Mansour/Češka placed sixth at two Challenger Series events in the first half of October, the 2015 CS Ondrej Nepela Trophy and 2015 CS Finlandia Trophy. Deciding to change coaches, they joined Igor Shpilband in Novi, Michigan at the end of the month.[2] The duo won gold at the Pavel Roman Memorial and then finished 13th at the 2016 European Championships in Bratislava after placing 14th in the short and 13th in the free. Ranked 24th in the short, they did not qualify for the free dance at the 2016 World Championships.

2016–17 season: Grand Prix debut[edit]

In July 2016, Mansour/Češka received their first Grand Prix assignment, replacing Federica Testa / Lukas Csolley at the 2016 Trophée de France.[4]


With Češka[edit]

Season Short dance Free dance
2016-17 [5]
  • Flamenco: Babylon Flamenco
  • Paso Doble: La Gracia de Dios
  • Foxtrot: Kiss Me
    by Brenda Boykin
  • Quickstep: It Don't Mean A Thing
    performed by Club des Belugas

With Zhunussov[edit]

Season Short dance Free dance


GP: Grand Prix; CS: Challenger Series; JGP: Junior Grand Prix

With Češka for the Czech Republic[edit]

Event 13–14 14–15 15–16 16–17
World Champ. 24th
European Champ. 17th 13th
GP Trophée de France 8th
CS Autumn Classic 10th
CS Finlandia Trophy 6th
CS Golden Spin 7th
CS Nebelhorn Trophy 9th
CS Nepela Memorial 6th 6th
CS U.S. Classic 10th
Autumn Classic 5th
Bavarian Open 3rd
Open d'Andorra 3rd
Pavel Roman Memorial 2nd 1st
Santa Claus Cup 4th
International: Junior[8]
World Junior Champ. 13th
JGP Czech Republic 10th
JGP Poland 12th
Pavel Roman Memorial 2nd J
Czech Champ. 1st J 1st 1st
J = Junior level
TBD = Assigned; WD = Withdrew

With Zhunussov for Kazakhstan[edit]

Event 2011–12
World Champ. 35th
Four Continents Champ. 11th
Istanbul Cup 9th
International: Junior[9]
JGP Estonia 15th
JGP Italy 14th
NRW Trophy 24th J
Kazakhstani Champ. 2nd
J = Junior level


  1. ^ a b c "Cortney MANSOUR / Michal CESKA: 2015/2016". International Skating Union.
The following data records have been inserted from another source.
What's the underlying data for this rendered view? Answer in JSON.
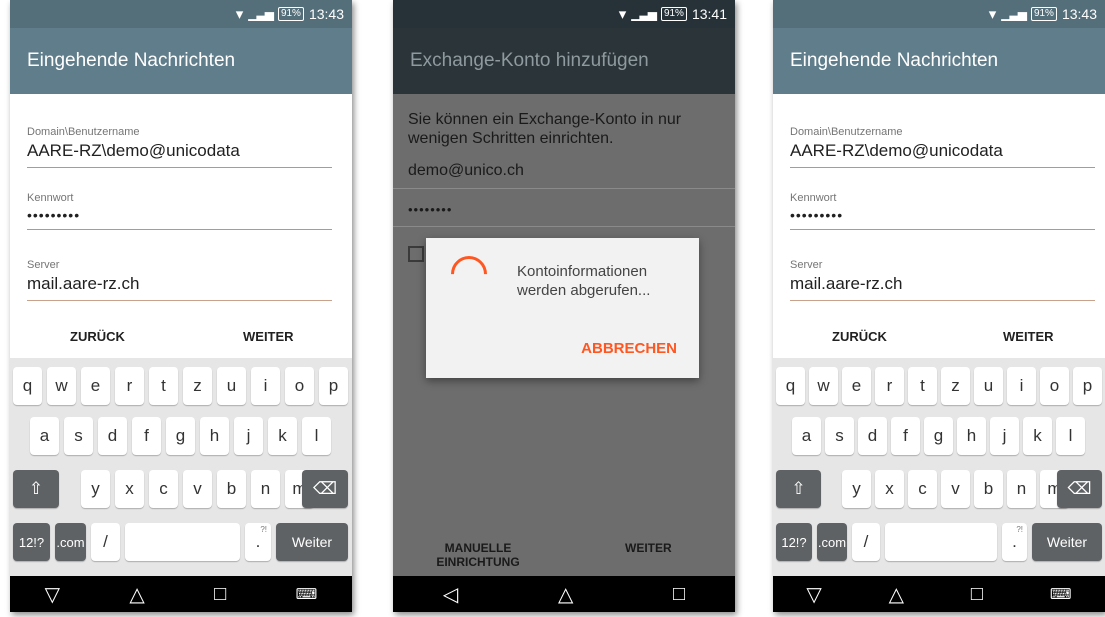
{
  "status": {
    "battery": "91%",
    "time_left": "13:43",
    "time_middle": "13:41",
    "time_right": "13:43"
  },
  "screen1": {
    "title": "Eingehende Nachrichten",
    "username_label": "Domain\\Benutzername",
    "username_value": "AARE-RZ\\demo@unicodata",
    "password_label": "Kennwort",
    "password_value": "•••••••••",
    "server_label": "Server",
    "server_value": "mail.aare-rz.ch",
    "back_label": "ZURÜCK",
    "next_label": "WEITER"
  },
  "screen2": {
    "title": "Exchange-Konto hinzufügen",
    "intro": "Sie können ein Exchange-Konto in nur wenigen Schritten einrichten.",
    "email": "demo@unico.ch",
    "password": "••••••••",
    "dialog_text": "Kontoinformationen werden abgerufen...",
    "dialog_cancel": "ABBRECHEN",
    "manual_label": "MANUELLE EINRICHTUNG",
    "next_label": "WEITER"
  },
  "keyboard": {
    "row1": [
      "q",
      "w",
      "e",
      "r",
      "t",
      "z",
      "u",
      "i",
      "o",
      "p"
    ],
    "row2": [
      "a",
      "s",
      "d",
      "f",
      "g",
      "h",
      "j",
      "k",
      "l"
    ],
    "row3": [
      "y",
      "x",
      "c",
      "v",
      "b",
      "n",
      "m"
    ],
    "shift": "⇧",
    "backspace": "⌫",
    "symbols": "12!?",
    "dotcom": ".com",
    "slash": "/",
    "period": ".",
    "period_sup": "?!",
    "enter": "Weiter"
  },
  "nav": {
    "back": "▽",
    "back_alt": "◁",
    "home": "△",
    "recents": "□",
    "keyboard": "⌨"
  },
  "icons": {
    "wifi": "wifi-icon",
    "signal": "signal-icon",
    "battery": "battery-icon"
  },
  "colors": {
    "toolbar": "#607d8b",
    "accent": "#ff5722"
  }
}
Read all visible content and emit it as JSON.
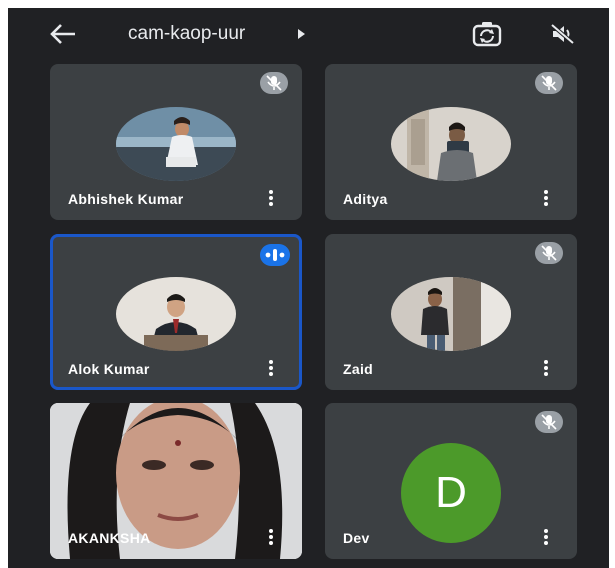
{
  "meeting": {
    "title": "cam-kaop-uur"
  },
  "participants": [
    {
      "name": "Abhishek Kumar",
      "muted": true
    },
    {
      "name": "Aditya",
      "muted": true
    },
    {
      "name": "Alok Kumar",
      "muted": false,
      "speaking": true
    },
    {
      "name": "Zaid",
      "muted": true
    },
    {
      "name": "AKANKSHA",
      "muted": false,
      "video_on": true
    },
    {
      "name": "Dev",
      "muted": true,
      "avatar_letter": "D",
      "avatar_color": "#4c9a2a"
    }
  ],
  "colors": {
    "background": "#202124",
    "tile": "#3c4043",
    "active_border": "#1a57c9",
    "speaking_badge": "#1a73e8",
    "muted_badge": "#9aa0a6"
  },
  "icons": {
    "back": "arrow-left-icon",
    "dropdown": "caret-right-icon",
    "camera_switch": "camera-flip-icon",
    "speaker": "speaker-off-icon",
    "mic": "mic-off-icon",
    "more": "more-vertical-icon"
  }
}
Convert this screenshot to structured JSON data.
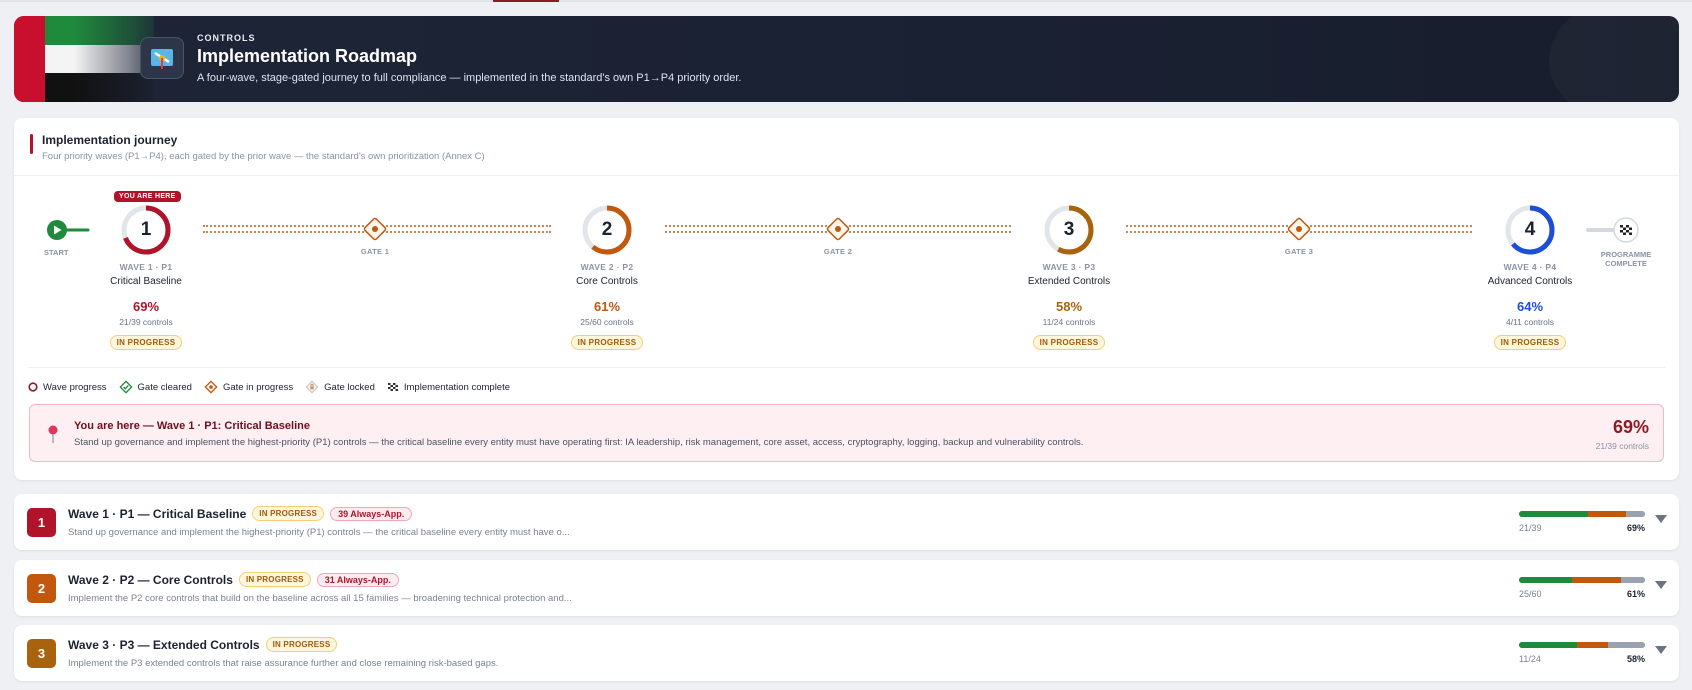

Archived from the original on May 27, 2016. 
  2. ^ a b c Bromley, Susan (March 30, 2016). "Ice dancers skate different paths to date with destiny". Hometown Life. Archived from the original on April 14, 2016. 
  3. ^ a b "Cortney MANSOUR / Michal CESKA: 2013/2014". International Skating Union. Archived from the original on June 21, 2014. 
  4. ^ ISU GP Trophee de France 2016: Ice Dance at the International Skating Union at the Wayback Machine (archive index)
  5. ^ "ISU16-17". International Skating Union. 
  6. ^ "Cortney MANSOUR / Michal CESKA: 2014/2015". International Skating Union. Archived from the original on May 20, 2015. 
  7. ^ "Cortney MANSOUR / Daryn ZHUNUSSOV: 2011/2012". International Skating Union. Archived from the original on October 18, 2012. 
  8. ^ a b c "Competition Results: Cortney MANSOUR / Michal CESKA". International Skating Union. 
  9. ^ a b c "Competition Results: Cortney MANSOUR / Daryn ZHUNUSSOV". International Skating Union. Archived from the original on October 23, 2013. 

External links[edit]

Media related to Courtney Mansour at Wikimedia Commons